Minority-contracts office sees turnaround

More than seven months after Gov. Chris Gregoire sent in a new manager to fix Washington state’s troubled minority-contracts office, there are signs of a turnaround.

Chris Liu took over as director at the Office of Minority and Women Business Enterprises in June, and he says the agency has cleared away most of an 1,800-case backlog of requests from businesses wanting to be certified as minority- or women-owned.

The minority-contractor certifications are required by federal law and are key on federally funded highway projects that must give a share of subcontracted work to historically disadvantaged groups. Certifications not only help small businesses get a piece of government contracts but are relied on by general contractors, governments and others who must follow federal rules.

“We only have 225 left. We’re actually declaring the backlog completed today,” Liu said Friday afternoon.

The remaining cases include requests from businesses that have asked for more time — or extensions — on their applications, Liu said. Or the applications require so little information that “we think they’ll be completed by the middle of January,” he added.

Interviews with other managers and employees suggest that morale is also improving at the agency, which is moving forward with its next great challenge: converting millions of pages of paper documents into electronic records.

Liu and his deputy director, Debbie McVicker, say they hope to finish a test project in February and then start converting records in earnest with help from the state Department of Transportation. It remains to be seen how quickly they can go, but their target is to finish in June.

But not all troubles are solved.

The FBI is investigating allegations of fraud involving contractors or businesses that improperly obtained certification, according to Fred Olson, deputy chief of staff for Gov. Gregoire. Allegations of fraud surfaced last spring when KING-5 television began airing reports about dysfunction in the agency and abuse of the minority-contracting laws.

FBI spokesmen declined to confirm or deny any investigations that are ongoing, but Olson said contractors that received or sought certification were the focus of the investigation — not state employees.

Five employees in the agency — more than one-quarter of the 17-employee work force — also faced formal ethics complaints last year before Liu arrived. One case involved the former director, Cathy Canorro, who gave a $65,000 no-bid consultant’s contract to a longtime friend. The ethics board dismissed the complaint, saying the charge was “cured” because Canorro had followed state rules and received approval from the Office of Financial Management.

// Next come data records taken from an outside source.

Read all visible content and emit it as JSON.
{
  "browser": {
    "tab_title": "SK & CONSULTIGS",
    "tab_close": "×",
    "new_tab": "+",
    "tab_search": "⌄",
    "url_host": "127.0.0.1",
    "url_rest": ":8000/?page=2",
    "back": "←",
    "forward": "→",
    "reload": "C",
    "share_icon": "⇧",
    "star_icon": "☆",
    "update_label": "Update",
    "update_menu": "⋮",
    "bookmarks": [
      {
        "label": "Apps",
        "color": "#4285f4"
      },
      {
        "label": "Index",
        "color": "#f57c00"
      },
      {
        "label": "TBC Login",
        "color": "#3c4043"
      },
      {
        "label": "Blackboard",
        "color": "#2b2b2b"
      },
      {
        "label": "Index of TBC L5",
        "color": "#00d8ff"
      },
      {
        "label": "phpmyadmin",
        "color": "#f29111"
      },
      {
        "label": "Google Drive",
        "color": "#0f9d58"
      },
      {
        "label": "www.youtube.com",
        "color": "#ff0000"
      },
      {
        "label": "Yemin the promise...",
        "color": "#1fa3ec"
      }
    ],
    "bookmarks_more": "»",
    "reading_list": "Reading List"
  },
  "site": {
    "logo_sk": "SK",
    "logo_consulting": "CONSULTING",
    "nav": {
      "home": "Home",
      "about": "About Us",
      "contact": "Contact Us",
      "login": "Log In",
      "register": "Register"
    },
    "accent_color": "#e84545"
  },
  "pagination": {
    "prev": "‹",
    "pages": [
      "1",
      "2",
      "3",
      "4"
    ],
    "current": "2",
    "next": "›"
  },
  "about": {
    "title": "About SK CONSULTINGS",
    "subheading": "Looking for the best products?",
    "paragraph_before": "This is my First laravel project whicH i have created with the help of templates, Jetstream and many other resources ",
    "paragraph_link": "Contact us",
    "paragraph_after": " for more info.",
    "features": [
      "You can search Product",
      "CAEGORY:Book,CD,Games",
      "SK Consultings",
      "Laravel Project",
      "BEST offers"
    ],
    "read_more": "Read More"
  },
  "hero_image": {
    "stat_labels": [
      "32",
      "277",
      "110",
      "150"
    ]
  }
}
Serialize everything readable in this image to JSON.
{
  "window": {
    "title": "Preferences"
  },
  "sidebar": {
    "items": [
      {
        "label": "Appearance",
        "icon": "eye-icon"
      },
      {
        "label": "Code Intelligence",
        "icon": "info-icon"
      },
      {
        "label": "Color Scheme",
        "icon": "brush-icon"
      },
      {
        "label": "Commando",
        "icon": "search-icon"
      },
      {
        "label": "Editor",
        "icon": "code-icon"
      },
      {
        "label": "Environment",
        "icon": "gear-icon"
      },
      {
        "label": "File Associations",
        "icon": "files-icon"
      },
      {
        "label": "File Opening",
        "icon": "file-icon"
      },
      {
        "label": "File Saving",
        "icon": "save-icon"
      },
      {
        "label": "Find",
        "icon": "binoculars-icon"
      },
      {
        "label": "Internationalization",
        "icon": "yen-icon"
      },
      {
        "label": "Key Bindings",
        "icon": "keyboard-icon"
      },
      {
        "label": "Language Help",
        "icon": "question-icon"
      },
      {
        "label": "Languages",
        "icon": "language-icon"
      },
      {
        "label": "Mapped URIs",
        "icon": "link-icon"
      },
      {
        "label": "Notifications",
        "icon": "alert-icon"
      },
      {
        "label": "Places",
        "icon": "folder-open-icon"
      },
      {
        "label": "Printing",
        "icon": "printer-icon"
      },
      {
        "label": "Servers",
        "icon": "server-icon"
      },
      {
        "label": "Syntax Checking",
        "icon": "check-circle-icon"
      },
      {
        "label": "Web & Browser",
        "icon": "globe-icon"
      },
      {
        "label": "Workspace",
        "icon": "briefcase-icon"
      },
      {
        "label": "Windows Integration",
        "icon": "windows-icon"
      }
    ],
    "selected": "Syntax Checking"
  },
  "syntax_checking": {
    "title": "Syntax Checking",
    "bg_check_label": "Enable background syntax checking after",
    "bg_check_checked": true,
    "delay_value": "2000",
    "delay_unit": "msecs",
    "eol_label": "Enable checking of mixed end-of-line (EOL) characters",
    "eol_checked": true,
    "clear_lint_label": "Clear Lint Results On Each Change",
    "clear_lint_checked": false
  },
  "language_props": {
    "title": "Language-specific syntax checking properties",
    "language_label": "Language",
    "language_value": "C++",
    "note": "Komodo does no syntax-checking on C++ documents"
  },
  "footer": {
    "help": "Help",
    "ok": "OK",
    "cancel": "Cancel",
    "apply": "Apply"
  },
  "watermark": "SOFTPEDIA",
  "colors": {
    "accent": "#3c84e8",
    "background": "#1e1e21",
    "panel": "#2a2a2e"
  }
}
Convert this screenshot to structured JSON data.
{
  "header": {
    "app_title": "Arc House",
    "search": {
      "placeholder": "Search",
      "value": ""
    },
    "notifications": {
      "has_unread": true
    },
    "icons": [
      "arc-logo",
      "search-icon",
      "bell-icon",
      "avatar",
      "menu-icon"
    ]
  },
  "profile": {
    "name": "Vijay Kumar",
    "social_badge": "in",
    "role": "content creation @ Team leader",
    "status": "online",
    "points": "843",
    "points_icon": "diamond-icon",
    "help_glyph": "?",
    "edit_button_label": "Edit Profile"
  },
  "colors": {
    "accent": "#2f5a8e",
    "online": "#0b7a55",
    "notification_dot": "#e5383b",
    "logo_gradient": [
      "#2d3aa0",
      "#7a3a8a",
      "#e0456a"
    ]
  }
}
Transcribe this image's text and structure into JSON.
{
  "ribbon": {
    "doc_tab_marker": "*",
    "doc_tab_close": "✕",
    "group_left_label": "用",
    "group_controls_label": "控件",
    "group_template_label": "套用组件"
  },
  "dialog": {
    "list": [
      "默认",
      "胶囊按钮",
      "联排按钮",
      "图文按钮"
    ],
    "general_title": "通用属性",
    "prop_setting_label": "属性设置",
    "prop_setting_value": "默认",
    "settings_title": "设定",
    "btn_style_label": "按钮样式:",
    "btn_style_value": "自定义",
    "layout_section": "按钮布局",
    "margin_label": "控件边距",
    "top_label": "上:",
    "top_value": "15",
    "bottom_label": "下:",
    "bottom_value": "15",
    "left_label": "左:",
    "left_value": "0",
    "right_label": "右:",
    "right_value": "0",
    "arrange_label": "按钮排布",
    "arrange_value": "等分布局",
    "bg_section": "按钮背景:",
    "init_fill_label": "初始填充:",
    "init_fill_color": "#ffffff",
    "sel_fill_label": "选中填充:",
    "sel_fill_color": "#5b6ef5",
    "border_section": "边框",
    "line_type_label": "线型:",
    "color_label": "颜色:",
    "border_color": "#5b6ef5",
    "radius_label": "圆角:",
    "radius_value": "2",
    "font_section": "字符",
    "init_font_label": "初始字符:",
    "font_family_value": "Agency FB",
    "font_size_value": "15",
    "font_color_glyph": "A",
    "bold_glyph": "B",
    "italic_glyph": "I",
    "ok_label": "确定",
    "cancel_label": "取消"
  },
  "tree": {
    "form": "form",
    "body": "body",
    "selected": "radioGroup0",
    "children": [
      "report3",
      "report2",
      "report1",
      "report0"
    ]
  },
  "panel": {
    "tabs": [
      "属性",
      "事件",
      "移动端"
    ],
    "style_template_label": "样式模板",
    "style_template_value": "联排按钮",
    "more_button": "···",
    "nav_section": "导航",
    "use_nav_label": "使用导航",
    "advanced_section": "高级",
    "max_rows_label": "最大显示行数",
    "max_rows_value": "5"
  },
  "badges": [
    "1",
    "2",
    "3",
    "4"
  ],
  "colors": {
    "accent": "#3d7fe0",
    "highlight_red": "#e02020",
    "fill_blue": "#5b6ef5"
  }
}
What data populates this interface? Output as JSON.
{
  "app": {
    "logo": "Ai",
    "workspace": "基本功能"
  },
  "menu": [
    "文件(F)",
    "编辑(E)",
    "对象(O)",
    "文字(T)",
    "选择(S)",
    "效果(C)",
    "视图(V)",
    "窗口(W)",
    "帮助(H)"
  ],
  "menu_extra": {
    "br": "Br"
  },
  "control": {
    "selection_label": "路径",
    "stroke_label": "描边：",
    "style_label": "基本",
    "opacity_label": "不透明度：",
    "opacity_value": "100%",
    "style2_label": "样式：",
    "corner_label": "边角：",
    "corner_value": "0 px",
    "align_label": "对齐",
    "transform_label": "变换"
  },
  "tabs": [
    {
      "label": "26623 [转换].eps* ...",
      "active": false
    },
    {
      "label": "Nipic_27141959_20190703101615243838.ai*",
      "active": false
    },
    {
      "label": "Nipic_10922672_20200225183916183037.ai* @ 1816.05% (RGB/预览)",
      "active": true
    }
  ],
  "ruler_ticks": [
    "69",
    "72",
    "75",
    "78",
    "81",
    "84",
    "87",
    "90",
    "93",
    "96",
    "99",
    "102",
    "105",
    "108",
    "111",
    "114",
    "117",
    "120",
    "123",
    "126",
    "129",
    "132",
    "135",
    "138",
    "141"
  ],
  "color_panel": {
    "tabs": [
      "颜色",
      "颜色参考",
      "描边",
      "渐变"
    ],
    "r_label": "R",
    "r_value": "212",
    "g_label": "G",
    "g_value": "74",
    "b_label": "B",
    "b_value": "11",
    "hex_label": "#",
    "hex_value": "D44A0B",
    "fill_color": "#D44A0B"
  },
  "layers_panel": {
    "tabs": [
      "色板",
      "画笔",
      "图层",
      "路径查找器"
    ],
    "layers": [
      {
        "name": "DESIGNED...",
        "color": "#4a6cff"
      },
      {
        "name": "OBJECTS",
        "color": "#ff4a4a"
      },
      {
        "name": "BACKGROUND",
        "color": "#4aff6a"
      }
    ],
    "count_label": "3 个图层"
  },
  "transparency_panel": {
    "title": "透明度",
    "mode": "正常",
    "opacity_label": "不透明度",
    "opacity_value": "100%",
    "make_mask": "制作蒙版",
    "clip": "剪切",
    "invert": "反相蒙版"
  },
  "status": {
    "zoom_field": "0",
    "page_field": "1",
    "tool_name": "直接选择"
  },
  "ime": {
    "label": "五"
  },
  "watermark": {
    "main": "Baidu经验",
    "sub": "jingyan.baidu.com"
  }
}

But ethics board executive director Melanie deLeon’s investigation found Canorro “used her position and friendship with (a friend) to award the contract to him.”

Two other employees paid fines for using state resources to help themselves or their families. One man spent 45 hours of work time day trading stocks over the course of many months was fined $3,000, half of it suspended, and had his pay cut.

Another worker, who has since left the agency, paid a $2,500 fine for soliciting Christmas gifts for a needy family that wound up being her son’s family and for asking agency workers to donate extra sick leave to help a woman who, it turned out, was her daughter.

Two other employees still face formal complaints at the Executive Ethics Boards that they violated state laws by using state resources for the benefit of themselves or their families.

Olson oversees small agencies for the governor and helped bring in a consultant in June to evaluate what was wrong in the agency — as well as to develop a business plan with Liu.

Among the findings from the Coraggio Group, a Portland-based consultant, was low morale, acrimony between employee groups, poor agency focus, management that was ill-equipped for the job, and a paper-based filing system that slowed everyone’s work.

Employees said there also was poor communication and little awareness of what others in the agency were doing — or why.

“I think the biggest change is we have goals. Weekly goals. Monthly goals. And we’re held accountable for the goals,” said Sarah Erdmann, a certification supervisor.